The zigzag in some instances is emphatically present as the primary motif, while in others it hovers as a possibility. Francesca not only liked its look, she also liked the word.
These works show a freedom of structure that is a departure from the compositional strategies of her earlier photography. The zigzag in some instances is emphatically present as the primary motif, while in others it hovers as a possibility. Francesca not only liked its look, she also liked the word. She was liberated by words and their allure. As a reader and occasional imitator of Gertrude Stein, ‘zigzag’ came easily to her lips.
We know that she visited friends in Venice, where she missed train connections and saw the paintings of Tintoretto.
Were there historical influences? Was she affected by Tintoretto, who rejected the renaissance perspective box for the liberation of the free diagonal? We know that she visited friends in Venice, where she missed train connections and saw the paintings of Tintoretto. Was she influenced by them? Art history can happen while a girl licks an ice cream cone. How fortunate for the rest of us!
An audacious next step was the Small Sketch for a Piece About Bridges and Tiaras, January 1980 (pictured, above). Here the zigzag is transformed into a chain of looping and arching forms sailing across the paper. The imagery links together the bridge, among the highest achievements of ‘masculine’ engineering, with the tiara, that accoutrement of ‘femininity’ which bridges the brow of a queen. Her proposal includes a drawing of a sculpture of a tiara-ed head and a collage depicting New York fantastically bridged and tiara-ed. The proposal is modest in its realization, astonishing in its wealth of imagination. – George Woodman
This essay was first published on the occasion of the exhibition Francesca Woodman: Zigzag, held at Victoria Miro Mayfair in 2014. The exhibition considered the zigzag and other abstract geometrical forms as recurring visual themes in Woodman’s work. Woodman’s practice is often discussed in terms of its surreal and symbolic imagery, but her work was grounded in a sophisticated understanding of form. Her photography exemplified strong compositional motifs, and the repetitive, regular shape of the zigzag, with its strong lines and angles, was a form she used in images of wide-ranging subjects.
George Woodman (1932–2017) was a painter, writer and photographer, and a teacher of painting and art criticism at the University of Colorado at Boulder until 1996. He was married in 1953 to the artist Betty Woodman (1930–2018). Their children, Charles and Francesca, were born in 1955 and 1958 respectively.
In her short career Francesca Woodman (1958–1981) produced an extraordinary body of work – over 800 photographs – acclaimed for its singularity of style and range of innovative techniques.
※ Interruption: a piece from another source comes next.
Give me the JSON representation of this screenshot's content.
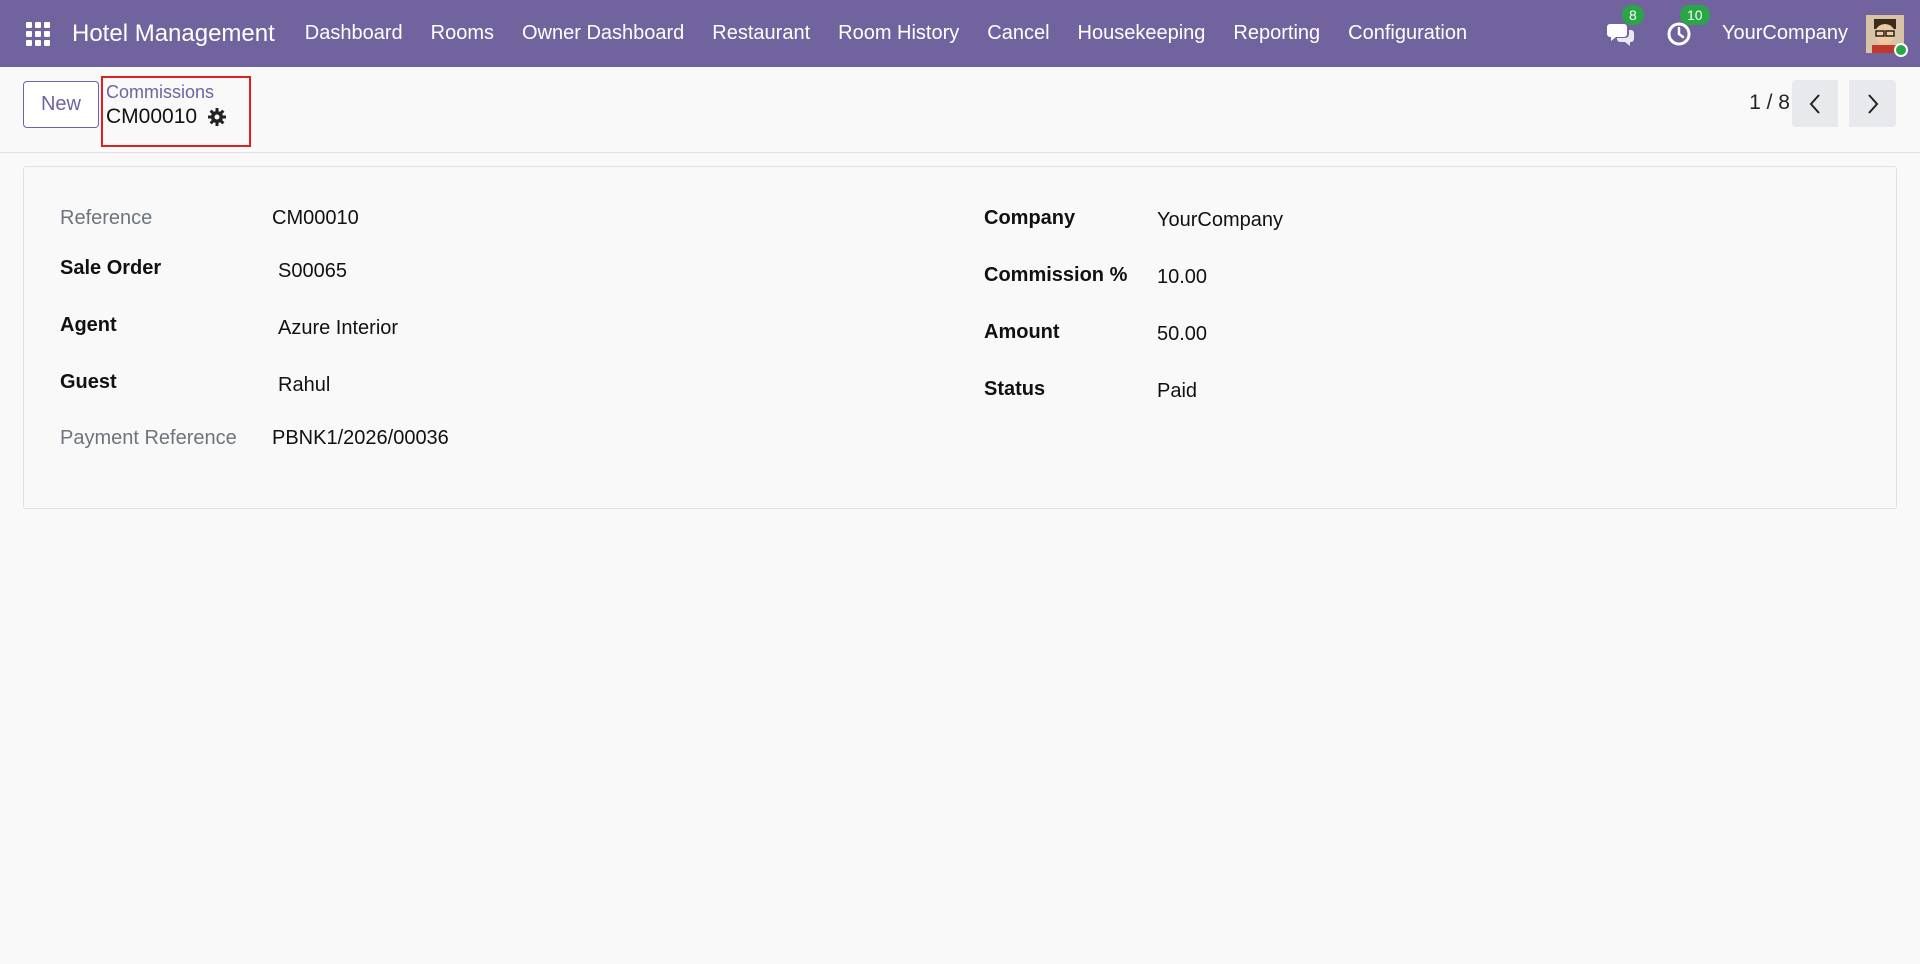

From the beginning, her body was both the subject and object in her work. From her very first images the main characteristics at the core of Woodman's career are clearly visible – her focus on the relationship with her body as both the object of the gaze and the acting subject behind the camera.
Images from top:
Small sketch for a piece about bridges and tiaras, New York (detail), 1980
Zig Zag Study, New York (detail), 1980
Untitled, New York, 1979-1980
Untitled, MacDowell Colony, Peterborough, New Hampshire, 1980
Untitled, Rome, Italy, 1977-78
Small sketch for a piece about bridges and tiaras, New York, 1980
Zig Zag Study, New York, 1980
Untitled, Providence, Rhode Island, 1976
Untitled, New York, 1979-80
All works © Charles Woodman / Estate of Francesca Woodman / Artists Rights Society
Courtesy Charles Woodman and Victoria Miro